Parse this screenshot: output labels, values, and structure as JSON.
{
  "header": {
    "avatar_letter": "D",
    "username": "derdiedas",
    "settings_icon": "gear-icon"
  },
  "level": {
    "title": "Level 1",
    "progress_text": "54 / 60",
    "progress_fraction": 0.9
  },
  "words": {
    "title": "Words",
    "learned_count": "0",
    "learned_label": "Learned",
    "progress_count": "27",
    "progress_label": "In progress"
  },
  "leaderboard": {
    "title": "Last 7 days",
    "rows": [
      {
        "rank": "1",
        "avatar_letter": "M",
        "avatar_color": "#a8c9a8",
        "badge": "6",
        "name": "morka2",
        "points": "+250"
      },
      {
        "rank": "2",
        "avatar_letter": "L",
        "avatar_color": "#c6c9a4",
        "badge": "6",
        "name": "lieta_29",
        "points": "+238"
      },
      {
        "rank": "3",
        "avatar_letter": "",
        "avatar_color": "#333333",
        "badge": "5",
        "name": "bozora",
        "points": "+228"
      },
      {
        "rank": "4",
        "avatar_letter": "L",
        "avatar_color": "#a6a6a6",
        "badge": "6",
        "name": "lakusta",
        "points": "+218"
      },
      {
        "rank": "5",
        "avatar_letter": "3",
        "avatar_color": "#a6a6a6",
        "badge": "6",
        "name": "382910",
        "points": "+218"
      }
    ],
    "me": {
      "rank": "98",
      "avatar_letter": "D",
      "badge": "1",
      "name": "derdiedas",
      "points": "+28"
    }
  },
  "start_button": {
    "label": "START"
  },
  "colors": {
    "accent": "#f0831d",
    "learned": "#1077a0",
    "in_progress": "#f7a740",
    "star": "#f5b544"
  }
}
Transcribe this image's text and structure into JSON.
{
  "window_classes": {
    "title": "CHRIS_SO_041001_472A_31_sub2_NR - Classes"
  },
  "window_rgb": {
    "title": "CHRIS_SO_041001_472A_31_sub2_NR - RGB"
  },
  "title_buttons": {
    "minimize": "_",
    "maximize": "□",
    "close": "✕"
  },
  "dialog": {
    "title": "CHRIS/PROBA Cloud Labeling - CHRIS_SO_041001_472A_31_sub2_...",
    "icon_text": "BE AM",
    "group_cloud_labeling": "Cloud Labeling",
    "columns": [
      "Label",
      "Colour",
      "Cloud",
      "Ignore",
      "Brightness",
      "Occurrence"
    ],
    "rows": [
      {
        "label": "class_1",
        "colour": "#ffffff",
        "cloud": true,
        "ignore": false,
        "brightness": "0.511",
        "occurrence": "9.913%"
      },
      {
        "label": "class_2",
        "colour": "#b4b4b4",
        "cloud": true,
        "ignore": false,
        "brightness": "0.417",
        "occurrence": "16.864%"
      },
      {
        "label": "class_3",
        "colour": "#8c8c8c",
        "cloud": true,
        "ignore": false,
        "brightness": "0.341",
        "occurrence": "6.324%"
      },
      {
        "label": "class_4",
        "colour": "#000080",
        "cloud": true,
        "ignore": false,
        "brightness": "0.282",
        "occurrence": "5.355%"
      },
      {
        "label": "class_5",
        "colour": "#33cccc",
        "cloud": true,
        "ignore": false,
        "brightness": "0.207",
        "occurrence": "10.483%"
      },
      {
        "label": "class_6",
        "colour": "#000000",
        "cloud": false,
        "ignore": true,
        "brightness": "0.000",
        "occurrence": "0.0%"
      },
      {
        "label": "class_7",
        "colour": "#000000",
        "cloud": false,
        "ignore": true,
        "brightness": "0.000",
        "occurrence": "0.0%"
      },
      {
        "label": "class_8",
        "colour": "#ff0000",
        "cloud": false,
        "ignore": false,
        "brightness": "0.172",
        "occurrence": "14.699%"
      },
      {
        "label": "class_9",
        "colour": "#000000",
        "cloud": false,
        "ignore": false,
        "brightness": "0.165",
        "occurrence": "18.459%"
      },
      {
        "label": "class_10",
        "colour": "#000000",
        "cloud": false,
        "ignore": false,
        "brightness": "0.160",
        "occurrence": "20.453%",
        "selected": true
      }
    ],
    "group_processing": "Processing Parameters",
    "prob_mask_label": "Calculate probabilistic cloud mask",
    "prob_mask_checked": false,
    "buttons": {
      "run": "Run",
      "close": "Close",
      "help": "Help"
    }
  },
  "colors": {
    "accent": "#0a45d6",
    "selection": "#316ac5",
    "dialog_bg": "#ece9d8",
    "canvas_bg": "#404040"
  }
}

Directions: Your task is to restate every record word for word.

Solved exercise:
Parse this screenshot: output labels, values, and structure as JSON.
{
  "header": {
    "avatar_letter": "D",
    "username": "derdiedas",
    "settings_icon": "gear-icon"
  },
  "level": {
    "title": "Level 1",
    "progress_text": "54 / 60",
    "progress_fraction": 0.9
  },
  "words": {
    "title": "Words",
    "learned_count": "0",
    "learned_label": "Learned",
    "progress_count": "27",
    "progress_label": "In progress"
  },
  "leaderboard": {
    "title": "Last 7 days",
    "rows": [
      {
        "rank": "1",
        "avatar_letter": "M",
        "avatar_color": "#a8c9a8",
        "badge": "6",
        "name": "morka2",
        "points": "+250"
      },
      {
        "rank": "2",
        "avatar_letter": "L",
        "avatar_color": "#c6c9a4",
        "badge": "6",
        "name": "lieta_29",
        "points": "+238"
      },
      {
        "rank": "3",
        "avatar_letter": "",
        "avatar_color": "#333333",
        "badge": "5",
        "name": "bozora",
        "points": "+228"
      },
      {
        "rank": "4",
        "avatar_letter": "L",
        "avatar_color": "#a6a6a6",
        "badge": "6",
        "name": "lakusta",
        "points": "+218"
      },
      {
        "rank": "5",
        "avatar_letter": "3",
        "avatar_color": "#a6a6a6",
        "badge": "6",
        "name": "382910",
        "points": "+218"
      }
    ],
    "me": {
      "rank": "98",
      "avatar_letter": "D",
      "badge": "1",
      "name": "derdiedas",
      "points": "+28"
    }
  },
  "start_button": {
    "label": "START"
  },
  "colors": {
    "accent": "#f0831d",
    "learned": "#1077a0",
    "in_progress": "#f7a740",
    "star": "#f5b544"
  }
}
Transcribe this image's text and structure into JSON.
{
  "window_classes": {
    "title": "CHRIS_SO_041001_472A_31_sub2_NR - Classes"
  },
  "window_rgb": {
    "title": "CHRIS_SO_041001_472A_31_sub2_NR - RGB"
  },
  "title_buttons": {
    "minimize": "_",
    "maximize": "□",
    "close": "✕"
  },
  "dialog": {
    "title": "CHRIS/PROBA Cloud Labeling - CHRIS_SO_041001_472A_31_sub2_...",
    "icon_text": "BE AM",
    "group_cloud_labeling": "Cloud Labeling",
    "columns": [
      "Label",
      "Colour",
      "Cloud",
      "Ignore",
      "Brightness",
      "Occurrence"
    ],
    "rows": [
      {
        "label": "class_1",
        "colour": "#ffffff",
        "cloud": true,
        "ignore": false,
        "brightness": "0.511",
        "occurrence": "9.913%"
      },
      {
        "label": "class_2",
        "colour": "#b4b4b4",
        "cloud": true,
        "ignore": false,
        "brightness": "0.417",
        "occurrence": "16.864%"
      },
      {
        "label": "class_3",
        "colour": "#8c8c8c",
        "cloud": true,
        "ignore": false,
        "brightness": "0.341",
        "occurrence": "6.324%"
      },
      {
        "label": "class_4",
        "colour": "#000080",
        "cloud": true,
        "ignore": false,
        "brightness": "0.282",
        "occurrence": "5.355%"
      },
      {
        "label": "class_5",
        "colour": "#33cccc",
        "cloud": true,
        "ignore": false,
        "brightness": "0.207",
        "occurrence": "10.483%"
      },
      {
        "label": "class_6",
        "colour": "#000000",
        "cloud": false,
        "ignore": true,
        "brightness": "0.000",
        "occurrence": "0.0%"
      },
      {
        "label": "class_7",
        "colour": "#000000",
        "cloud": false,
        "ignore": true,
        "brightness": "0.000",
        "occurrence": "0.0%"
      },
      {
        "label": "class_8",
        "colour": "#ff0000",
        "cloud": false,
        "ignore": false,
        "brightness": "0.172",
        "occurrence": "14.699%"
      },
      {
        "label": "class_9",
        "colour": "#000000",
        "cloud": false,
        "ignore": false,
        "brightness": "0.165",
        "occurrence": "18.459%"
      },
      {
        "label": "class_10",
        "colour": "#000000",
        "cloud": false,
        "ignore": false,
        "brightness": "0.160",
        "occurrence": "20.453%",
        "selected": true
      }
    ],
    "group_processing": "Processing Parameters",
    "prob_mask_label": "Calculate probabilistic cloud mask",
    "prob_mask_checked": false,
    "buttons": {
      "run": "Run",
      "close": "Close",
      "help": "Help"
    }
  },
  "colors": {
    "accent": "#0a45d6",
    "selection": "#316ac5",
    "dialog_bg": "#ece9d8",
    "canvas_bg": "#404040"
  }
}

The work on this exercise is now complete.